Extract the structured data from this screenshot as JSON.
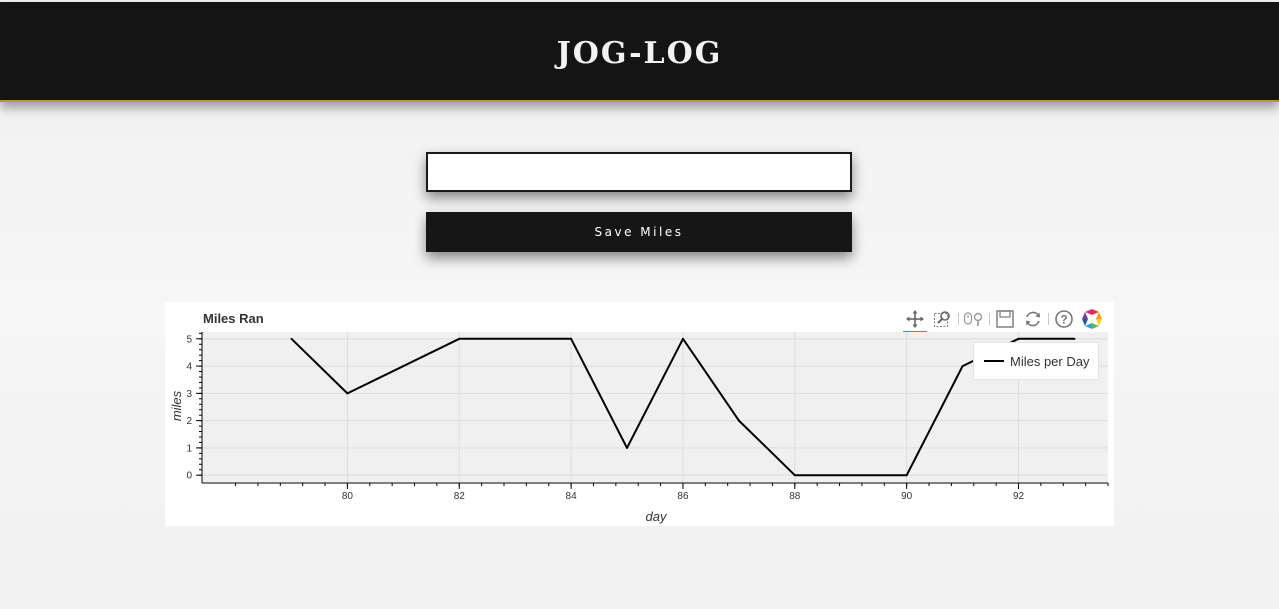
{
  "header": {
    "title": "JOG-LOG"
  },
  "form": {
    "miles_input_value": "",
    "save_label": "Save Miles"
  },
  "plot": {
    "title": "Miles Ran",
    "toolbar": [
      {
        "name": "pan-tool",
        "icon": "pan-icon",
        "active": true
      },
      {
        "name": "box-zoom-tool",
        "icon": "box-zoom-icon"
      },
      {
        "name": "wheel-zoom-tool",
        "icon": "wheel-zoom-icon"
      },
      {
        "name": "save-tool",
        "icon": "save-icon"
      },
      {
        "name": "reset-tool",
        "icon": "reset-icon"
      },
      {
        "name": "help-tool",
        "icon": "help-icon"
      },
      {
        "name": "bokeh-logo",
        "icon": "bokeh-logo-icon"
      }
    ],
    "legend_label": "Miles per Day",
    "accent_color": "#3e93d6"
  },
  "chart_data": {
    "type": "line",
    "title": "Miles Ran",
    "xlabel": "day",
    "ylabel": "miles",
    "x": [
      79,
      80,
      82,
      84,
      85,
      86,
      87,
      88,
      90,
      91,
      92,
      93
    ],
    "series": [
      {
        "name": "Miles per Day",
        "values": [
          5,
          3,
          5,
          5,
          1,
          5,
          2,
          0,
          0,
          4,
          5,
          5
        ]
      }
    ],
    "xlim": [
      77.4,
      93.6
    ],
    "ylim": [
      -0.25,
      5.25
    ],
    "xticks": [
      "80",
      "82",
      "84",
      "86",
      "88",
      "90",
      "92"
    ],
    "yticks": [
      "0",
      "1",
      "2",
      "3",
      "4",
      "5"
    ],
    "grid": true,
    "legend_position": "top-right",
    "line_color": "#000000",
    "plot_background": "#f0f0f0"
  }
}
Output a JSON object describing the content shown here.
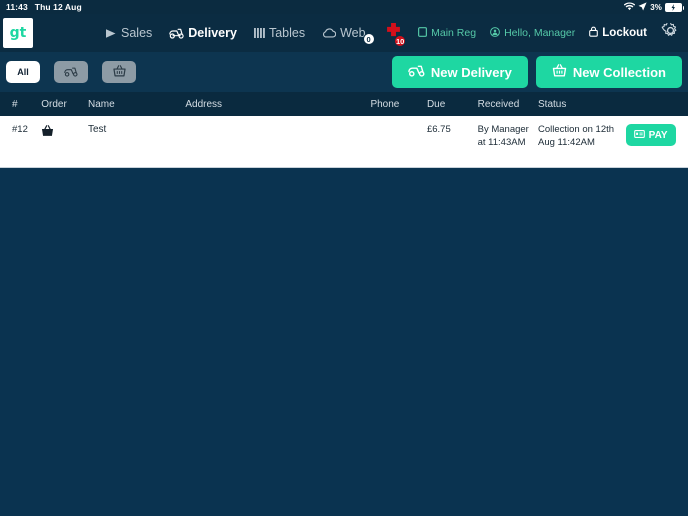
{
  "statusbar": {
    "time": "11:43",
    "date": "Thu 12 Aug",
    "battery_pct": "3%",
    "wifi_icon": "wifi-icon",
    "location_icon": "location-arrow-icon",
    "battery_icon": "battery-charging-icon"
  },
  "header": {
    "logo_text": "gt",
    "nav": [
      {
        "label": "Sales",
        "icon": "play-triangle-icon",
        "active": false,
        "badge": null
      },
      {
        "label": "Delivery",
        "icon": "moped-icon",
        "active": true,
        "badge": null
      },
      {
        "label": "Tables",
        "icon": "tables-grid-icon",
        "active": false,
        "badge": null
      },
      {
        "label": "Web",
        "icon": "cloud-icon",
        "active": false,
        "badge": "0"
      }
    ],
    "alerts_badge": "10",
    "alerts_icon": "alert-cross-icon",
    "register": {
      "label": "Main Reg",
      "icon": "register-icon"
    },
    "user": {
      "label": "Hello, Manager",
      "icon": "user-circle-icon"
    },
    "lockout": {
      "label": "Lockout",
      "icon": "lock-icon"
    },
    "settings_icon": "gear-icon"
  },
  "toolbar": {
    "filters": [
      {
        "label": "All",
        "icon": null,
        "active": true
      },
      {
        "label": "",
        "icon": "moped-icon",
        "active": false
      },
      {
        "label": "",
        "icon": "basket-icon",
        "active": false
      }
    ],
    "new_delivery": {
      "label": "New Delivery",
      "icon": "moped-icon"
    },
    "new_collection": {
      "label": "New Collection",
      "icon": "basket-icon"
    }
  },
  "table": {
    "columns": [
      "#",
      "Order",
      "Name",
      "Address",
      "Phone",
      "Due",
      "Received",
      "Status"
    ],
    "rows": [
      {
        "number": "#12",
        "order_icon": "basket-icon",
        "name": "Test",
        "address": "",
        "phone": "",
        "due": "£6.75",
        "received": "By Manager at 11:43AM",
        "status": "Collection on 12th Aug 11:42AM",
        "pay_label": "PAY",
        "pay_icon": "card-icon"
      }
    ]
  },
  "colors": {
    "accent": "#1ed7a2",
    "header_bg": "#0b2c42",
    "toolbar_bg": "#0d3550",
    "thead_bg": "#0a2a3f",
    "content_bg": "#0a3350",
    "alert_red": "#d4101b",
    "muted_text": "#55c9a8"
  }
}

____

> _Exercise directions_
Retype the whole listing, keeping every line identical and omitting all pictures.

> _Written response_
Extract the structured data from this screenshot as JSON.
{
  "header": {
    "title": "JOG-LOG"
  },
  "form": {
    "miles_input_value": "",
    "save_label": "Save Miles"
  },
  "plot": {
    "title": "Miles Ran",
    "toolbar": [
      {
        "name": "pan-tool",
        "icon": "pan-icon",
        "active": true
      },
      {
        "name": "box-zoom-tool",
        "icon": "box-zoom-icon"
      },
      {
        "name": "wheel-zoom-tool",
        "icon": "wheel-zoom-icon"
      },
      {
        "name": "save-tool",
        "icon": "save-icon"
      },
      {
        "name": "reset-tool",
        "icon": "reset-icon"
      },
      {
        "name": "help-tool",
        "icon": "help-icon"
      },
      {
        "name": "bokeh-logo",
        "icon": "bokeh-logo-icon"
      }
    ],
    "legend_label": "Miles per Day",
    "accent_color": "#3e93d6"
  },
  "chart_data": {
    "type": "line",
    "title": "Miles Ran",
    "xlabel": "day",
    "ylabel": "miles",
    "x": [
      79,
      80,
      82,
      84,
      85,
      86,
      87,
      88,
      90,
      91,
      92,
      93
    ],
    "series": [
      {
        "name": "Miles per Day",
        "values": [
          5,
          3,
          5,
          5,
          1,
          5,
          2,
          0,
          0,
          4,
          5,
          5
        ]
      }
    ],
    "xlim": [
      77.4,
      93.6
    ],
    "ylim": [
      -0.25,
      5.25
    ],
    "xticks": [
      "80",
      "82",
      "84",
      "86",
      "88",
      "90",
      "92"
    ],
    "yticks": [
      "0",
      "1",
      "2",
      "3",
      "4",
      "5"
    ],
    "grid": true,
    "legend_position": "top-right",
    "line_color": "#000000",
    "plot_background": "#f0f0f0"
  }
}
Output a JSON object describing the content shown here.
{
  "statusbar": {
    "time": "11:43",
    "date": "Thu 12 Aug",
    "battery_pct": "3%",
    "wifi_icon": "wifi-icon",
    "location_icon": "location-arrow-icon",
    "battery_icon": "battery-charging-icon"
  },
  "header": {
    "logo_text": "gt",
    "nav": [
      {
        "label": "Sales",
        "icon": "play-triangle-icon",
        "active": false,
        "badge": null
      },
      {
        "label": "Delivery",
        "icon": "moped-icon",
        "active": true,
        "badge": null
      },
      {
        "label": "Tables",
        "icon": "tables-grid-icon",
        "active": false,
        "badge": null
      },
      {
        "label": "Web",
        "icon": "cloud-icon",
        "active": false,
        "badge": "0"
      }
    ],
    "alerts_badge": "10",
    "alerts_icon": "alert-cross-icon",
    "register": {
      "label": "Main Reg",
      "icon": "register-icon"
    },
    "user": {
      "label": "Hello, Manager",
      "icon": "user-circle-icon"
    },
    "lockout": {
      "label": "Lockout",
      "icon": "lock-icon"
    },
    "settings_icon": "gear-icon"
  },
  "toolbar": {
    "filters": [
      {
        "label": "All",
        "icon": null,
        "active": true
      },
      {
        "label": "",
        "icon": "moped-icon",
        "active": false
      },
      {
        "label": "",
        "icon": "basket-icon",
        "active": false
      }
    ],
    "new_delivery": {
      "label": "New Delivery",
      "icon": "moped-icon"
    },
    "new_collection": {
      "label": "New Collection",
      "icon": "basket-icon"
    }
  },
  "table": {
    "columns": [
      "#",
      "Order",
      "Name",
      "Address",
      "Phone",
      "Due",
      "Received",
      "Status"
    ],
    "rows": [
      {
        "number": "#12",
        "order_icon": "basket-icon",
        "name": "Test",
        "address": "",
        "phone": "",
        "due": "£6.75",
        "received": "By Manager at 11:43AM",
        "status": "Collection on 12th Aug 11:42AM",
        "pay_label": "PAY",
        "pay_icon": "card-icon"
      }
    ]
  },
  "colors": {
    "accent": "#1ed7a2",
    "header_bg": "#0b2c42",
    "toolbar_bg": "#0d3550",
    "thead_bg": "#0a2a3f",
    "content_bg": "#0a3350",
    "alert_red": "#d4101b",
    "muted_text": "#55c9a8"
  }
}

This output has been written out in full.